Actually, Philip Moore is alright. But what of that other chap, John Scott-Whitling? Has anyone ever looked so uncomfortable conducting? Actually, yes - our DoM (who must remain nameless) but enough of him. It seems to be that Richard Scott-Whiteley should remain in the organ-loft, along with the rest of them. Apart, maybe, from one.
Rodney. Ah, dear Rodney. I told you that my comments weren't a blanket condemnation of the entire profession. Rodney, Rodney, Rodney. Latent homosexual, snooker fan and conductor - par excellence - of the Wilchester Choral Society. Rodney knows how to wield a baton! And I would, of course, be honoured to be following his beat in their next performance - of Vaughan-Williams Sea Symphony. Now that takes some conducting skill.

Wednesday, 4 February 2009

A spot of Bother

First of all, my thanks to all of you for your for your recent good wishes. My voice is now 'in the pink' as-it-were, and I am fully functioning in my duties as cathedral musician.
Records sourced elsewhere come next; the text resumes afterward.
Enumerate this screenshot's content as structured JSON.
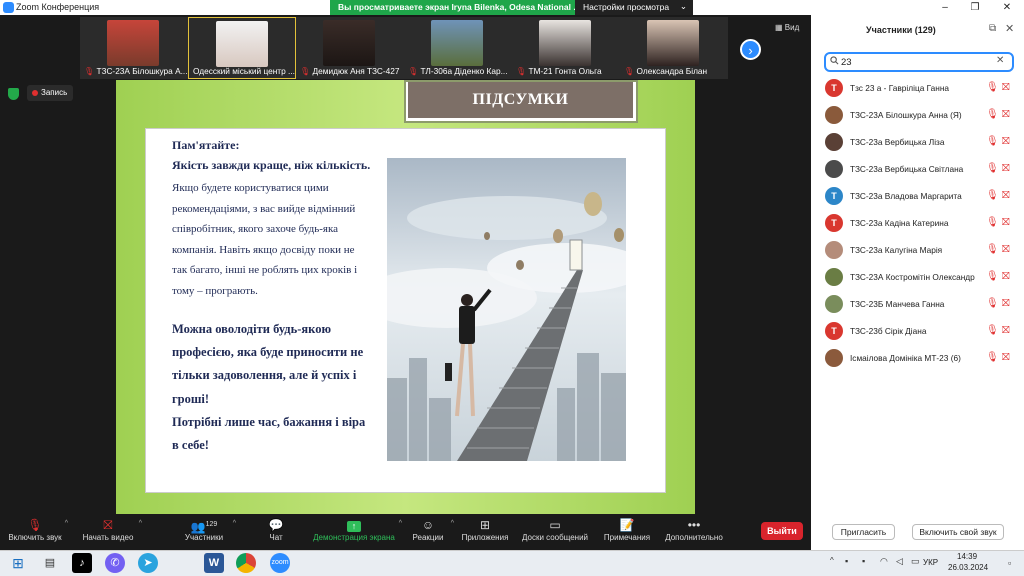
{
  "window": {
    "title": "Zoom Конференция",
    "share_banner": "Вы просматриваете экран Iryna Bilenka, Odesa National ...",
    "view_settings": "Настройки просмотра"
  },
  "video_strip": {
    "view_label": "Вид",
    "thumbnails": [
      {
        "name": "ТЗС-23А Білошкура А..."
      },
      {
        "name": "Одесский міський центр ..."
      },
      {
        "name": "Демидюк Аня ТЗС-427"
      },
      {
        "name": "ТЛ-306а Діденко Кар..."
      },
      {
        "name": "ТМ-21 Гонта Ольга"
      },
      {
        "name": "Олександра Білан"
      }
    ]
  },
  "recording_label": "Запись",
  "slide": {
    "heading": "ПІДСУМКИ",
    "remember": "Пам'ятайте:",
    "quality": "Якість завжди краще, ніж кількість.",
    "para1": "Якщо будете користуватися цими рекомендаціями, з вас вийде відмінний співробітник, якого захоче будь-яка компанія. Навіть якщо досвіду поки не так багато, інші не роблять цих кроків і тому – програють.",
    "para2": "Можна оволодіти будь-якою професією, яка буде приносити не тільки задоволення, але й успіх і гроші!",
    "para3": "Потрібні лише час, бажання і віра в себе!"
  },
  "participants_panel": {
    "title": "Участники (129)",
    "search_value": "23",
    "participants": [
      {
        "name": "Тзс 23 а - Гавріліца Ганна",
        "initial": "T",
        "color": "#d9372f"
      },
      {
        "name": "ТЗС-23А Білошкура Анна (Я)",
        "initial": "",
        "color": "#8a5a3b"
      },
      {
        "name": "ТЗС-23а Вербицька Ліза",
        "initial": "",
        "color": "#5a4036"
      },
      {
        "name": "ТЗС-23а Вербицька Світлана",
        "initial": "",
        "color": "#4b4b4b"
      },
      {
        "name": "ТЗС-23а Владова Маргарита",
        "initial": "T",
        "color": "#2c86c8"
      },
      {
        "name": "ТЗС-23а Кадіна Катерина",
        "initial": "T",
        "color": "#d9372f"
      },
      {
        "name": "ТЗС-23а Калугіна Марія",
        "initial": "",
        "color": "#b48c7a"
      },
      {
        "name": "ТЗС-23А Костромітін Олександр",
        "initial": "",
        "color": "#6a7d44"
      },
      {
        "name": "ТЗС-23Б Манчева Ганна",
        "initial": "",
        "color": "#7a8d5c"
      },
      {
        "name": "ТЗС-23б Сірік Діана",
        "initial": "T",
        "color": "#d9372f"
      },
      {
        "name": "Ісмаілова Домініка МТ-23 (6)",
        "initial": "",
        "color": "#8b5a3c"
      }
    ],
    "invite_label": "Пригласить",
    "unmute_self_label": "Включить свой звук"
  },
  "toolbar": {
    "unmute": "Включить звук",
    "start_video": "Начать видео",
    "participants": "Участники",
    "participants_count": "129",
    "chat": "Чат",
    "share_screen": "Демонстрация экрана",
    "reactions": "Реакции",
    "apps": "Приложения",
    "whiteboards": "Доски сообщений",
    "notes": "Примечания",
    "more": "Дополнительно",
    "leave": "Выйти"
  },
  "taskbar": {
    "lang": "УКР",
    "time": "14:39",
    "date": "26.03.2024"
  }
}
Which is a good job really, as getting hold of deputies (many of whom live several miles away) in the recent inclement weather would have been a real problem. In fact, the snow even created problems for the regulars, myself included. What? I hear you cry. But you live within spitting distance on the great west doors, do you not? Indeed I do, dear reader, but I also occupy a basement flat, accessed by a small flight of ancient stone steps, and the subterranean space which makes up my front entrance was buried up to a depth of several feet when I awoke on Tuesday morning!

Oh yes, we have certainly 'had the snow' here in Wilchester. But did we close the cathedral? Did we cancel evensong? Did we fail to 'show up' for work? Actually, several of us did. Drane telephoned on Tuesday morning to insist that he would be incapable of turning up that evening, the boy was clearly 'holed up' somewhere with some girl or other (his flat was empty, and his car-parking space unoccupied) and even Rodney cried off, citing some concern over his aged mother. All of which was grist to my mill, as it meant I got the bass solos. We did Stanford in G, too! So you see, every cloud has a silver lining (even though the DoM was in a foul mood having been forced from his usual prancing perch before the choir to the anonymity of the organ loft. We seniors (dec and can) conducted - in as much as any of us needed it - and the effect was a considerable improvement on the norm, though I do say so myself. Well, there we are. A conductor-less choir. No more than some of us were used to in days of yore. In fact, talking of silver linings, it is my fervent hope that this credit recession will finally persuade the Dean and Chapter to see sense and dispense totally with the Director of Music. As long as there is somebody to play the organ, and others of us to sing, what possible use is there for somebody to wave his arms about and distract everybody? And given the rather high proportion of wrong notes evident at evensong on Tuesday, it would not be our young and talented assistant who would 'get the boot', but our older and rather more expensive Director of all things Musical who would 'cop it'. In fact, I feel duty-bound to suggest it to the Dean, in my capacity as Senior Lay-Clerk. And I shall 'keep you posted' as to the outcome.

In other news someone - apropos my last post - wants to know how virgins can be purified. (All I can say is, try finding one these days! They're hardly an abundant commodity here, even in the serried ranks of the cathedral girls choir, by all account. But then, the assistant organist has probably taken personal responsibility for that.) Anyway, where were we? Ah yes, Candlemas! First, the name comes literally from the 'blessing of candles' which took place on that date; second, the purification of the BVM refers to her ritual cleansing after childbirth (of course); and the third name for the festival - presentation of Christ in the temple - refers, quite obviously, to the presentation of Christ in the temple. Any other small doctrinal matters anyone wants explaining?